CDC reports tainted cheese linked to death and illness
Listeria monocytogenes is a virulent pathogen that can cause serious illness or death. On September 11, the Centers for Disease Control and Prevention (CDC) reported that as of that date, a total of 14 individuals have been infected with the bacterium.
Cases have been reported from 11 states and the District of Columbia. At least one death is due to the infection.
The listeriosis infections have been traced to one voluntarily recalled one lot of Frescolina brand ricotta salata cheese. On September 10, the distributor of the cheese, Forever Cheese, Inc., voluntarily recalled the entire lot. The number of ill individuals identified in each state is as follows: California, 1; Colorado, 1; District of Columbia, 1; Maryland, 3; Minnesota, 1; Nebraska, 1; New Jersey, 1; New Mexico, 1; New York, 1; Ohio, 1; Pennsylvania, 1; and Virginia, 1. All 14 infected persons have been hospitalized. Three deaths have been reported. Listeriosis contributed to at least one of these deaths.
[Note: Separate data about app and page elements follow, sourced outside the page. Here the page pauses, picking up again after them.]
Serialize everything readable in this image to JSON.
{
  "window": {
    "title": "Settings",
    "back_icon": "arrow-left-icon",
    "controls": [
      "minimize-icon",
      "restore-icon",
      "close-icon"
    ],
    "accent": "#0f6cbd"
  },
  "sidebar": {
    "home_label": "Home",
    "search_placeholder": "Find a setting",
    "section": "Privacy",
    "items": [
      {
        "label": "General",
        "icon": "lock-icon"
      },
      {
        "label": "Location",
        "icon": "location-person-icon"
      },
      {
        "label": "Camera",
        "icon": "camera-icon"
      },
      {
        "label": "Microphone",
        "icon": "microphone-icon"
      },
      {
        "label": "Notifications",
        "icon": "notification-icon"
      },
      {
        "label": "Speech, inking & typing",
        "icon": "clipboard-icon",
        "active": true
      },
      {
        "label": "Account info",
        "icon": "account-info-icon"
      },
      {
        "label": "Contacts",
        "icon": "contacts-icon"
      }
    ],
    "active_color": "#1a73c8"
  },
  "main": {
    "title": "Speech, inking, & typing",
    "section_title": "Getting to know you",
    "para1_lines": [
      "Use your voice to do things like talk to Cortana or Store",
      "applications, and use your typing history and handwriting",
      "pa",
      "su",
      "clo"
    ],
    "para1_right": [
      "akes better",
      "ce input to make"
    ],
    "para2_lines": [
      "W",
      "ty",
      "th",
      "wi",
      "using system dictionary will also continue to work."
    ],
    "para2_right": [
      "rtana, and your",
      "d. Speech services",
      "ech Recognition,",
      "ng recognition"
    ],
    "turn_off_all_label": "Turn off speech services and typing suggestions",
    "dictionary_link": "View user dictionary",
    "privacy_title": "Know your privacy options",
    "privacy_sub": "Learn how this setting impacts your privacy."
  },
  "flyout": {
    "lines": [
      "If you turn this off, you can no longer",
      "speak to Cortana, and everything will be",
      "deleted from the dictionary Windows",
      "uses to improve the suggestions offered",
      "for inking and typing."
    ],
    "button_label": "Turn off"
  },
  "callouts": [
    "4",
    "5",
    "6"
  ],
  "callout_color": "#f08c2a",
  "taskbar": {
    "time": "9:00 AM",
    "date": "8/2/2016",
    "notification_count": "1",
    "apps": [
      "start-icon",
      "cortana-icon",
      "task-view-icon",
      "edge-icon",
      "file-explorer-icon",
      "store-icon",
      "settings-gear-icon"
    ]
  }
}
Between June 20, 2012 and August 9, 2012, the cheese was sold to distributors for retailers and restaurants in California, Colorado, District of Columbia, Florida, Georgia, Illinois, Indiana, Maine, Maryland, Massachusetts, Montana, New Jersey, New Mexico, New York, Ohio, Oregon, Pennsylvania, Virginia, and Washington.
The CDC notes that the ricotta can have up to a four-month shelf life; thus, some consumers may still have it in their homes. Consumers who purchased recalled Frescolina brand ricotta salata cheese are advised not to eat it and to discard any remaining cheese. This is especially important for pregnant women, individuals with weakened immune systems, and seniors. The CDC advises: when in doubt, throw it out. The CDC notes that it will update the public on the progress of this investigation as information becomes available.
According to the CDC, listeriosis is an important public health problem in the United States. Listeria monocytogenes is commonly found in wild animals, domesticated animals, and in soil and water. The bacteria make many animals sick and commonly lead to miscarriage and stillbirth in domestic animals. Vegetables, meats, and other foods you eat can get infected with the bacteria if they come in contact with contaminated soil or manure. Raw milk or products made from raw milk may carry these bacteria.
If you eat the contaminated products, you may get sick. The bacteria most often cause a gastrointestinal illness. In some cases, you can develop a blood infection (septicemia) or inflammation of the covering of the brain (meningitis). Infection in early pregnancy generally leads to miscarriage. The bacteria may cross the placenta and infect the developing fetus. Infections in late pregnancy may lead to stillbirth or death of the infant within a few hours of birth. About half of infants infected at or near term will die.
- In infants, symptoms of listeriosis may be seen in the first few days of life and may include:
- Loss of appetite
- Respiratory distress (usually pneumonia)
- Skin rash
- Increased pressure inside the skull (due to meningitis) possibly causing suture separation
Late-appearing infection in the infant (symptoms appear age 5 days or older) and infection in children is often seen as meningitis.
In adults, the disease may take many forms depending on what organ or organ systems are infected. It may occur as meningitis, pneumonia, septicemia, and endocarditis, or in milder form as abscesses, skin lesion, and conjunctivitis.
If a pregnant woman becomes infected, it can lead to:
- Death of a newborn within a few hours of birth
Signs and tests:
Laboratory tests may be done to detect the bacteria in amniotic fluid, blood, feces, and urine. A cerebrospinal fluid (CSF) culture may be performed. There is no way, without testing, to know if meningitis is due to listeria or another cause.
Antibiotics are prescribed to kill the bacteria that are causing the infection.
Precautions for pregnant women:
- Pregnant women should avoid contact with wild and domestic animals. Listeria is well controlled in American food products, but food-associated outbreaks have occurred.
- Pregnant women should avoid consumption of soft cheeses, deli meats, and cold salads from salad bars. Foreign food products such as nonpasteurized soft cheeses have also been implicated in outbreaks of listeriosis. Food should always be adequately cooked.